Objective: Whilst voodoo floss bands are thought to increase range of motion through tissue compression, partial occlusion and fascial deformation, this has not been demonstrated. Consequently, this study aimed to investigate the short-term effects of using floss bands on range of motion in the ankle.
Design: This crossover design had participants go through range of motion tests prior to the application of the floss band. After the floss band was applied, participants were required to perform various non-weight bearing and body weight exercises, followed by post-intervention range of motion testing. In this study, one ankle served as the intervention (FLOSS) leg whilst the contralateral ankle served as the control (CON).
Setting: The Bangor University School of Sport, Health and Exercise Sciences (SSHES) Laboratory.

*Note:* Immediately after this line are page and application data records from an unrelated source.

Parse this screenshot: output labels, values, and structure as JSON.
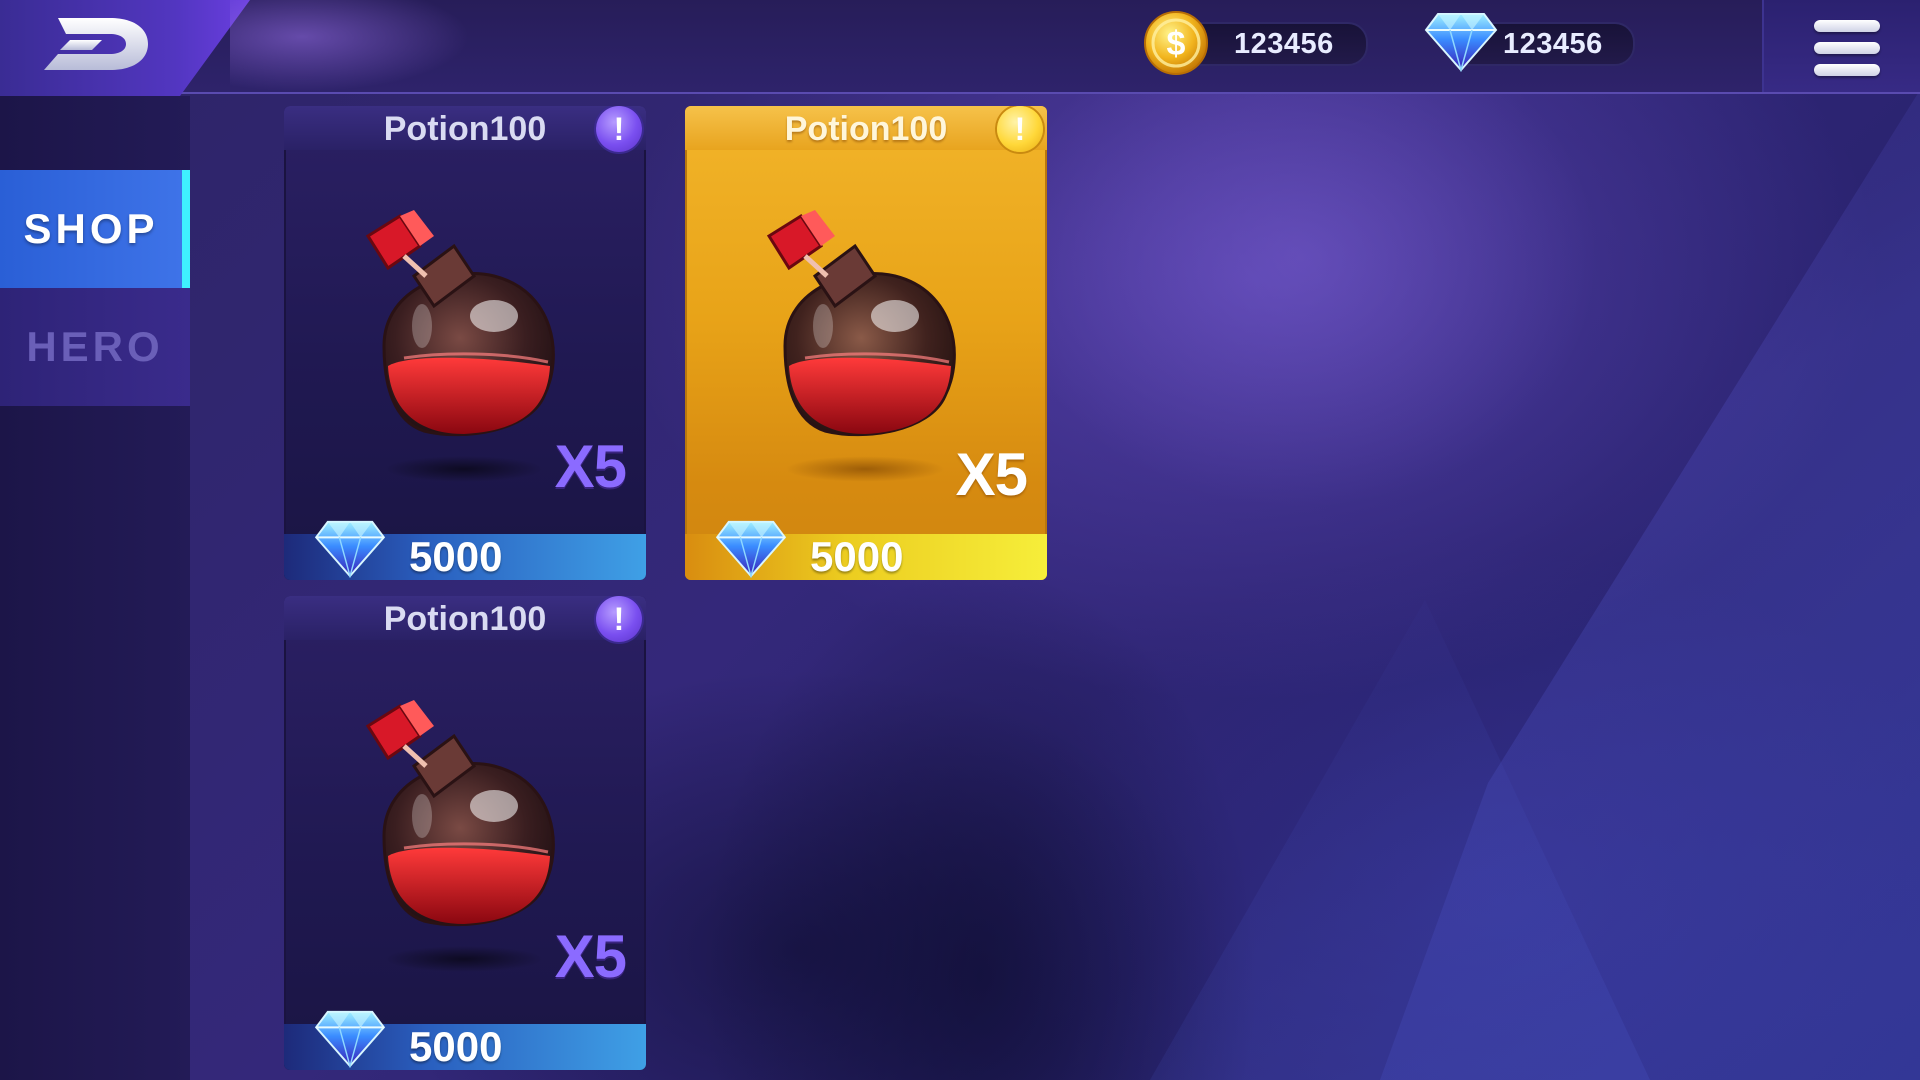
{
  "currencies": {
    "coins": {
      "amount": "123456",
      "icon": "coin-icon"
    },
    "gems": {
      "amount": "123456",
      "icon": "gem-icon"
    }
  },
  "nav": {
    "shop_label": "SHOP",
    "hero_label": "HERO"
  },
  "items": [
    {
      "title": "Potion100",
      "quantity": "X5",
      "price": "5000",
      "highlighted": false
    },
    {
      "title": "Potion100",
      "quantity": "X5",
      "price": "5000",
      "highlighted": true
    },
    {
      "title": "Potion100",
      "quantity": "X5",
      "price": "5000",
      "highlighted": false
    }
  ],
  "colors": {
    "accent_cyan": "#3ff0ff",
    "shop_tab": "#3e73e8",
    "gold": "#f2b52a",
    "quantity_purple": "#8b6bff"
  }
}
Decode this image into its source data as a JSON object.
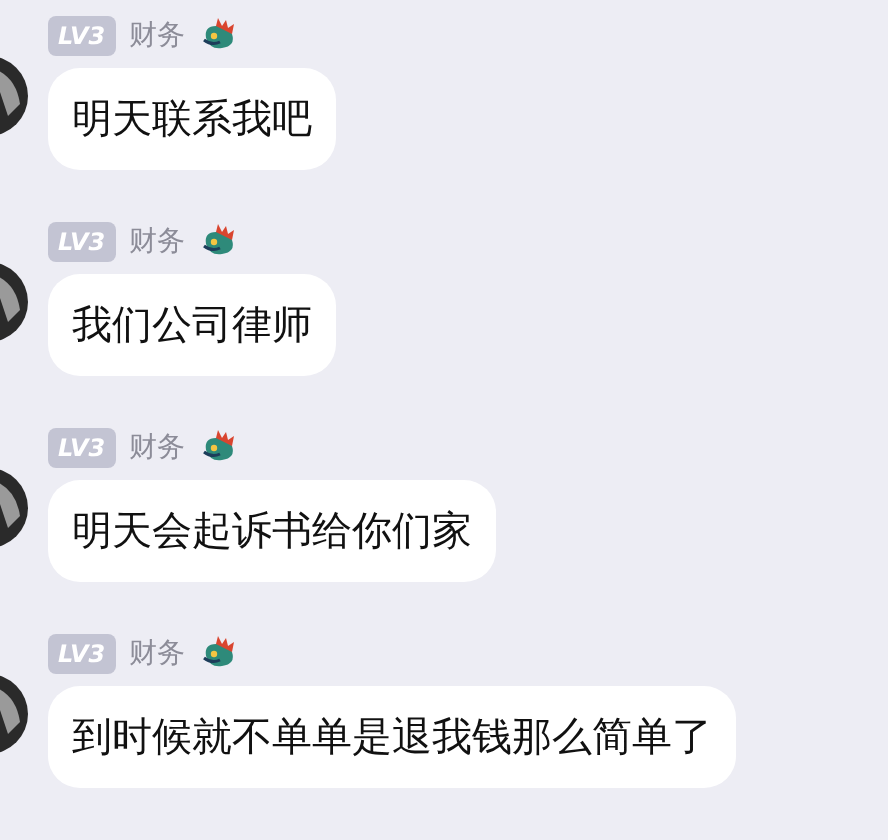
{
  "messages": [
    {
      "badge": "LV3",
      "sender": "财务",
      "text": "明天联系我吧"
    },
    {
      "badge": "LV3",
      "sender": "财务",
      "text": "我们公司律师"
    },
    {
      "badge": "LV3",
      "sender": "财务",
      "text": "明天会起诉书给你们家"
    },
    {
      "badge": "LV3",
      "sender": "财务",
      "text": "到时候就不单单是退我钱那么简单了"
    }
  ]
}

Participants: 5 recreational male athletes.
Main outcome measures: Pre and post measures included handheld goniometry for dorsiflexion (DF) and plantarflexion (PF), weight bearing lunge test (WBLT) performed with straight leg (SL) and bent leg (BL) and a subjective tightness rating (TIGHT).
Results: FLOSS resulted in one significant (p < .05) enhancement across the outcome measures as compared to CON in dorsiflexion (p < .032). However, there is a trend toward significant improvement and clinical meaningfulness (p < .15) in favor of FLOSS over CON in bent leg weight bearing lunge test (p < .145).
Conclusion: Applying floss bands to extremities to achieve an increase in range of motion is a plausible and potentially helpful treatment alternative. This study was limited by a small sample